Aside from correcting misconceptions about the Pulitzer - "Lots of people want to say they're a Pulitzer Prize finalist, but there's only one finalist and one winner in each category every year," he says - Shelden seems to have moved past the prestige of the honor as quickly as he moves to the next interview subject.
After Orwell, Shelden researched British novelist, essayist and screenwriter Graham Greene and published "Graham Greene: The Enemy Within" in 1995.That's when editors of the Daily Telegraph took notice of Shelden and queried him about whether he might be interested in helping them with the occasional feature story. Whether it stemmed from the need to have more control over what he wrote, or a desire to delve more deeply into a subject than the demands of a news cycle would allow, Shelden made the decision two years ago to give up his "jet-setting" and return to the type of writing that led him to his job as a correspondent.***
Shelden has learned a few things throughout his years of prolific writing. He knows now how long to write. He knows what's likely to interest publishers and readers. And his systematic approach to reporting a news feature has helped him hone his research skills.
That makes "Mark Twain: Man in White" unlike Shelden's earlier biographies. It focuses on a narrow window of time - the last five years of Twain's life between 1906 and 1910 - when he was the beloved American icon of literature riding the wave of his fame.
"This is the story of a man who knows he only has a few years to live," Shelden says.

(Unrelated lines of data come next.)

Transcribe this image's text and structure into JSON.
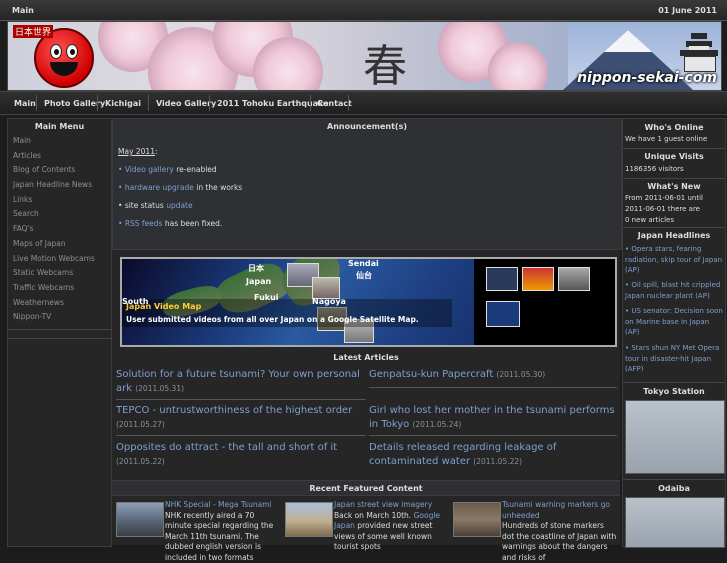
{
  "topbar": {
    "left": "Main",
    "right": "01 June 2011"
  },
  "banner": {
    "logo_text": "日本世界",
    "kanji": "春",
    "site": "nippon-sekai-com"
  },
  "nav": [
    "Main",
    "Photo Gallery",
    "Kichigai",
    "Video Gallery",
    "2011 Tohoku Earthquake",
    "Contact"
  ],
  "left_menu": {
    "title": "Main Menu",
    "items": [
      "Main",
      "Articles",
      "Blog of Contents",
      "Japan Headline News",
      "Links",
      "Search",
      "FAQ's",
      "Maps of Japan",
      "Live Motion Webcams",
      "Static Webcams",
      "Traffic Webcams",
      "Weathernews",
      "Nippon-TV"
    ]
  },
  "announcement": {
    "title": "Announcement(s)",
    "heading": "May 2011",
    "heading_colon": ":",
    "bullet1_link": "Video gallery",
    "bullet1_text": " re-enabled",
    "bullet2_link": "hardware upgrade",
    "bullet2_text": " in the works",
    "bullet3_text": "site status ",
    "bullet3_link": "update",
    "bullet4_link": "RSS feeds",
    "bullet4_text": " has been fixed."
  },
  "map": {
    "title": "Japan Video Map",
    "subtitle": "User submitted videos from all over Japan on a Google Satellite Map.",
    "labels": [
      "日本",
      "Japan",
      "Sendai",
      "仙台",
      "Fukui",
      "South",
      "Nagoya"
    ]
  },
  "latest": {
    "title": "Latest Articles",
    "items": [
      {
        "title": "Solution for a future tsunami? Your own personal ark",
        "date": "(2011.05.31)"
      },
      {
        "title": "Genpatsu-kun Papercraft",
        "date": "(2011.05.30)"
      },
      {
        "title": "TEPCO - untrustworthiness of the highest order",
        "date": "(2011.05.27)"
      },
      {
        "title": "Girl who lost her mother in the tsunami performs in Tokyo",
        "date": "(2011.05.24)"
      },
      {
        "title": "Opposites do attract - the tall and short of it",
        "date": "(2011.05.22)"
      },
      {
        "title": "Details released regarding leakage of contaminated water",
        "date": "(2011.05.22)"
      }
    ]
  },
  "featured": {
    "title": "Recent Featured Content",
    "items": [
      {
        "title": "NHK Special - Mega Tsunami",
        "text": "NHK recently aired a 70 minute special regarding the March 11th tsunami. The dubbed english version is included in two formats"
      },
      {
        "title": "Japan street view imagery",
        "text_a": "Back on March 10th. ",
        "link": "Google Japan",
        "text_b": " provided new street views of some well known tourist spots"
      },
      {
        "title": "Tsunami warning markers go unheeded",
        "text": "Hundreds of stone markers dot the coastline of Japan with warnings about the dangers and risks of"
      }
    ]
  },
  "right": {
    "whos_online_title": "Who's Online",
    "whos_online_text": "We have 1 guest online",
    "unique_title": "Unique Visits",
    "unique_text": "1186356 visitors",
    "new_title": "What's New",
    "new_text1": "From 2011-06-01 until 2011-06-01 there are",
    "new_text2": "0 new articles",
    "headlines_title": "Japan Headlines",
    "headlines": [
      "Opera stars, fearing radiation, skip tour of Japan (AP)",
      "Oil spill, blast hit crippled Japan nuclear plant (AP)",
      "US senator: Decision soon on Marine base in Japan (AP)",
      "Stars shun NY Met Opera tour in disaster-hit Japan (AFP)"
    ],
    "cam1_title": "Tokyo Station",
    "cam2_title": "Odaiba"
  },
  "colors": {
    "link": "#7f9fcf",
    "background": "#1c1c1c",
    "panel": "#262626"
  }
}
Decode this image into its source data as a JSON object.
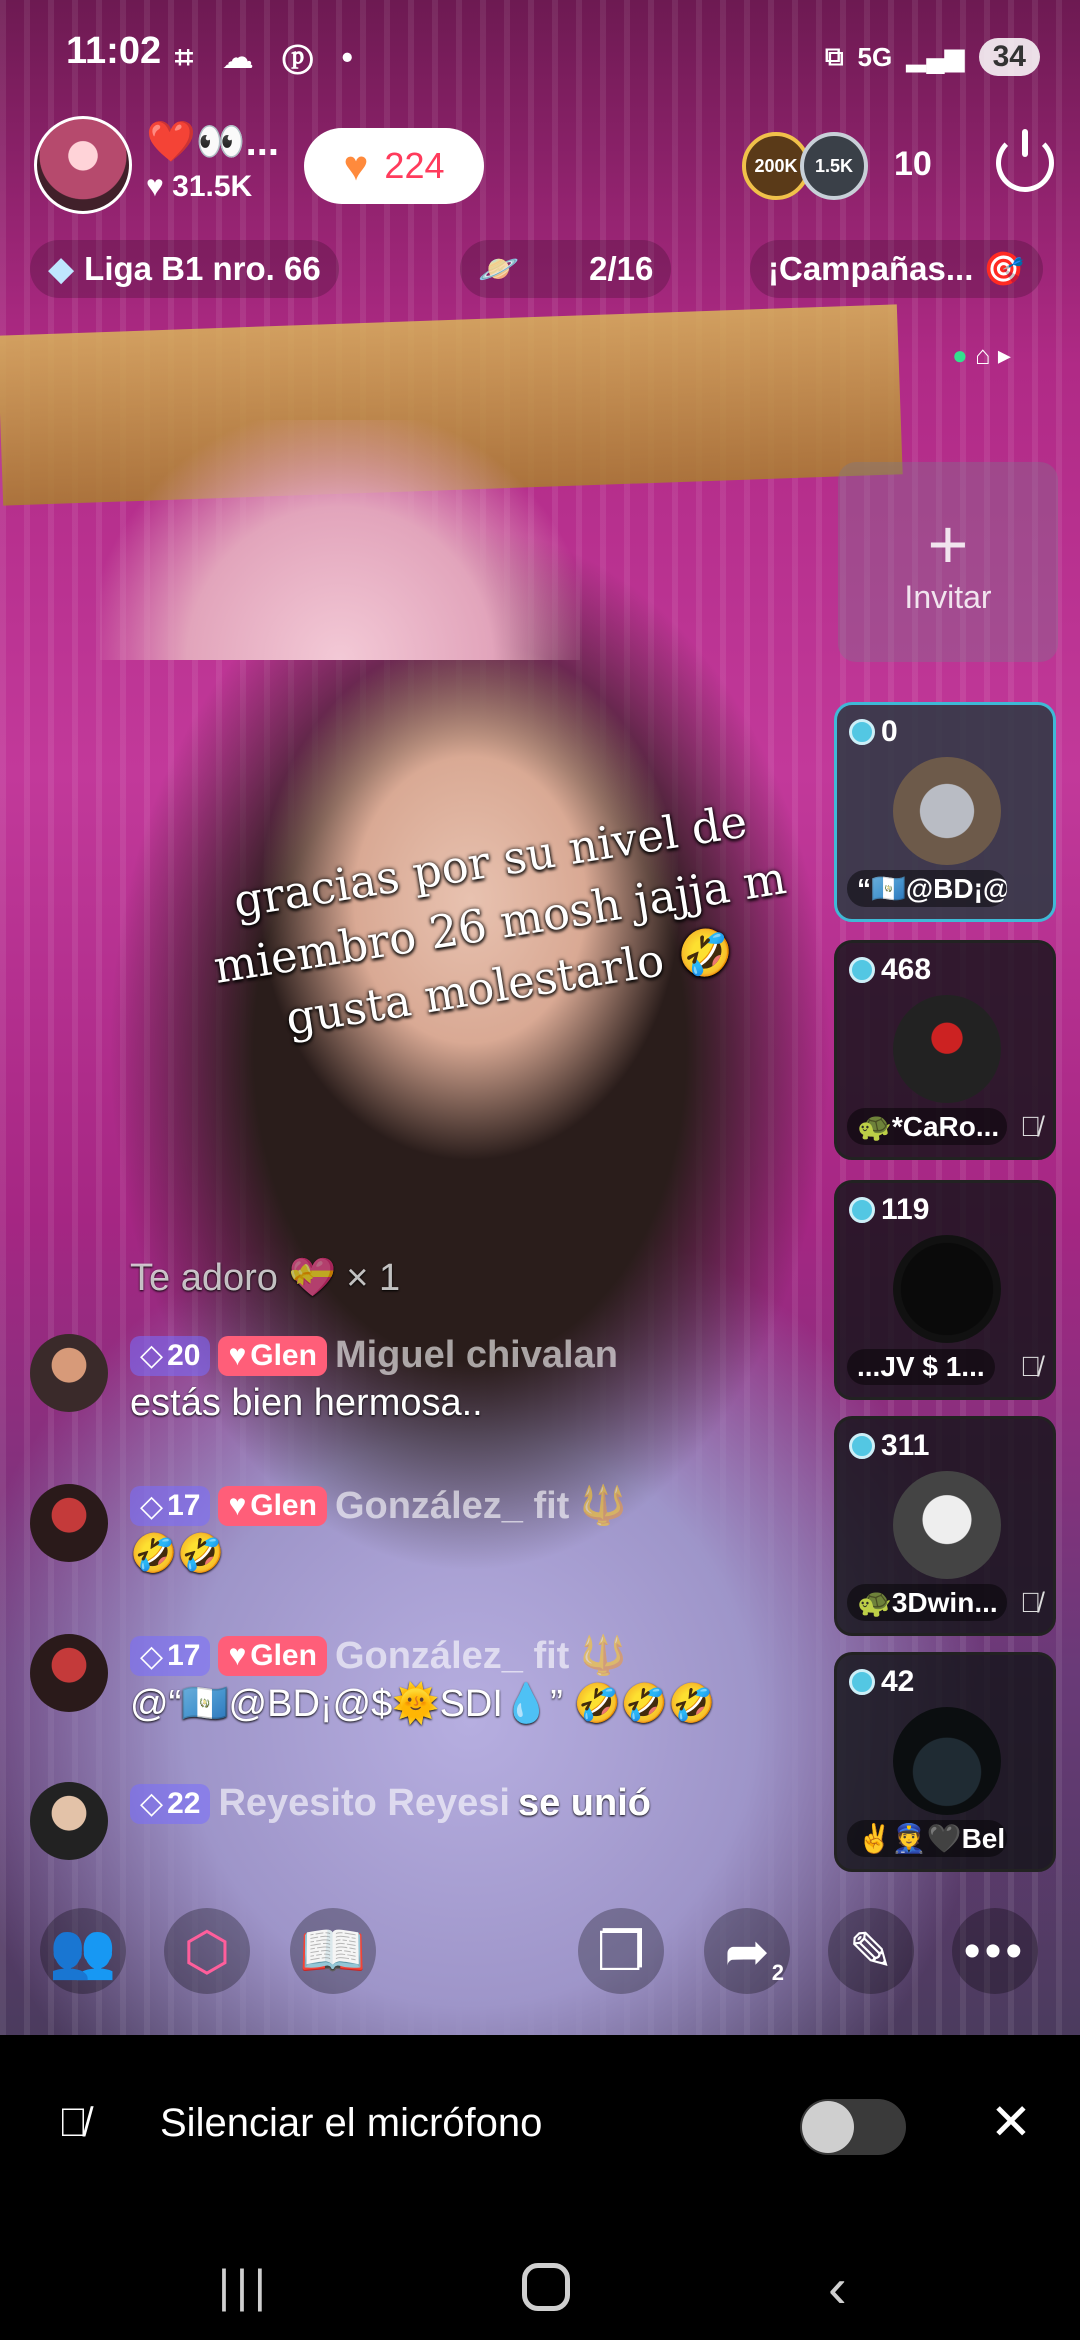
{
  "status_bar": {
    "time": "11:02",
    "icons": "⌗ ☁ ⓟ •",
    "network": "5G",
    "signal": "▂▄▆",
    "battery": "34"
  },
  "host": {
    "name": "❤️👀...",
    "likes": "♥ 31.5K",
    "follow_count": "224"
  },
  "viewers": {
    "badge1": "200K",
    "badge2": "1.5K",
    "count": "10"
  },
  "pills": {
    "league": "Liga B1 nro. 66",
    "rank_icon": "🪐",
    "rank": "2/16",
    "campaigns": "¡Campañas..."
  },
  "caption": "gracias por su nivel de miembro 26 mosh jajja m gusta molestarlo 🤣",
  "invite": {
    "label": "Invitar"
  },
  "guests": [
    {
      "score": "0",
      "name": "“🇬🇹@BD¡@..."
    },
    {
      "score": "468",
      "name": "🐢*CaRo..."
    },
    {
      "score": "119",
      "name": "...JV  $  1..."
    },
    {
      "score": "311",
      "name": "🐢3Dwin..."
    },
    {
      "score": "42",
      "name": "✌️👮🖤Beli..."
    }
  ],
  "chat": [
    {
      "text": "Te adoro 💝 × 1"
    },
    {
      "level": "20",
      "fan": "Glen",
      "user": "Miguel chivalan",
      "message": "estás bien hermosa.."
    },
    {
      "level": "17",
      "fan": "Glen",
      "user": "González_ fit 🔱",
      "message": "🤣🤣"
    },
    {
      "level": "17",
      "fan": "Glen",
      "user": "González_ fit 🔱",
      "message": "@“🇬🇹@BD¡@$🌞SDI💧” 🤣🤣🤣"
    },
    {
      "level": "22",
      "user": "Reyesito Reyesi",
      "message": "se unió"
    }
  ],
  "toolbar": {
    "share_count": "2"
  },
  "mic_bar": {
    "label": "Silenciar el micrófono"
  }
}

Shelden traced Twain's steps through Missouri, Connecticut, California, New York and even Bermuda to turn up some of the history that's never before been revealed. In the book, Shelden describes Twain as a spiritually intuitive man whose relationship with God was "strained;" a man who outlived most of his immediate family and whose only living daughter snubbed him even as he enthralled the American public with the character he created of himself.Shelden's book gives readers a glimpse of Twain at home in Bermuda where he spent long periods of time with a family unrelated to him who treated him like a grandfather he never was.
With Shelden's affinity for Twain apparent, it's no surprise that he is defensive about unfounded rumors that his book reveals Twain as having been sexually inappropriate with children.
"While it's no surprise that people have thought that, it bothers me that something pure can be smudged with unfounded suspicion," he says. "It's been 100 years. I think we'd have found out by now if he was a pedophile."
With much of what he's learned about Twain contained within the flashy cover of his book, Shelden, just as he did in the days when he was a correspondent, is already thinking about his next story. He scoffs at the idea of becoming the sort of professor who would spend the rest of his life studying Twain. In fact, before the official Jan. 26 release of "Mark Twain: Man in White," Shelden had already begun a courtship with Winston Churchill - the subject of his next book.
"I kind of sweep through these people's lives and I move on," he said. "I delight in learning something from the next person."
Photo: Michael Shelden, http://isuphoto.smugmug.com/photos/768325060_7VPpk-L.jpg submitted photo.